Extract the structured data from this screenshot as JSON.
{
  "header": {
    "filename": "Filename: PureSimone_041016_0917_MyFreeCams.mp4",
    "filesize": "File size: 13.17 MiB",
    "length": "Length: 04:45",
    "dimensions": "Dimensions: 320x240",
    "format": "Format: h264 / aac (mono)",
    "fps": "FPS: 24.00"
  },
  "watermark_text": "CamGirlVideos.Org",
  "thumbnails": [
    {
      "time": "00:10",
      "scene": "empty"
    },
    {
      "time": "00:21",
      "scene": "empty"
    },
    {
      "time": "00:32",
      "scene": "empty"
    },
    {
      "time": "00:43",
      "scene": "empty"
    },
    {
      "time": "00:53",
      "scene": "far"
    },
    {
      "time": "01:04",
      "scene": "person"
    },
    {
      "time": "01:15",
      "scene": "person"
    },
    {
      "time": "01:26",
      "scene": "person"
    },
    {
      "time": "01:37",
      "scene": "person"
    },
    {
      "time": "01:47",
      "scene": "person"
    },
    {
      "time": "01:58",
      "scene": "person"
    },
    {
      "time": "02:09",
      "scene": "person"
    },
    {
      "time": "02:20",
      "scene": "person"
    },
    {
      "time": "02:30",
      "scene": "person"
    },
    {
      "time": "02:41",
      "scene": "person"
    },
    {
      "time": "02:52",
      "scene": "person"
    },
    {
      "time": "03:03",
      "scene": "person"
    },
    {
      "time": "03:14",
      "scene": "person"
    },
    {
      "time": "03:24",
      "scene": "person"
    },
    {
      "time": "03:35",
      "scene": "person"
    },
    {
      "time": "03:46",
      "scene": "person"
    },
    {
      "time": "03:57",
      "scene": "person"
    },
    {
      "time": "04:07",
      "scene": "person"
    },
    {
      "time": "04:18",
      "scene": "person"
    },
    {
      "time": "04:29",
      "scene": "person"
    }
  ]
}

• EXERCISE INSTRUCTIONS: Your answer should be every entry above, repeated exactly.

• WRITTEN ANSWER:
Extract the structured data from this screenshot as JSON.
{
  "header": {
    "filename": "Filename: PureSimone_041016_0917_MyFreeCams.mp4",
    "filesize": "File size: 13.17 MiB",
    "length": "Length: 04:45",
    "dimensions": "Dimensions: 320x240",
    "format": "Format: h264 / aac (mono)",
    "fps": "FPS: 24.00"
  },
  "watermark_text": "CamGirlVideos.Org",
  "thumbnails": [
    {
      "time": "00:10",
      "scene": "empty"
    },
    {
      "time": "00:21",
      "scene": "empty"
    },
    {
      "time": "00:32",
      "scene": "empty"
    },
    {
      "time": "00:43",
      "scene": "empty"
    },
    {
      "time": "00:53",
      "scene": "far"
    },
    {
      "time": "01:04",
      "scene": "person"
    },
    {
      "time": "01:15",
      "scene": "person"
    },
    {
      "time": "01:26",
      "scene": "person"
    },
    {
      "time": "01:37",
      "scene": "person"
    },
    {
      "time": "01:47",
      "scene": "person"
    },
    {
      "time": "01:58",
      "scene": "person"
    },
    {
      "time": "02:09",
      "scene": "person"
    },
    {
      "time": "02:20",
      "scene": "person"
    },
    {
      "time": "02:30",
      "scene": "person"
    },
    {
      "time": "02:41",
      "scene": "person"
    },
    {
      "time": "02:52",
      "scene": "person"
    },
    {
      "time": "03:03",
      "scene": "person"
    },
    {
      "time": "03:14",
      "scene": "person"
    },
    {
      "time": "03:24",
      "scene": "person"
    },
    {
      "time": "03:35",
      "scene": "person"
    },
    {
      "time": "03:46",
      "scene": "person"
    },
    {
      "time": "03:57",
      "scene": "person"
    },
    {
      "time": "04:07",
      "scene": "person"
    },
    {
      "time": "04:18",
      "scene": "person"
    },
    {
      "time": "04:29",
      "scene": "person"
    }
  ]
}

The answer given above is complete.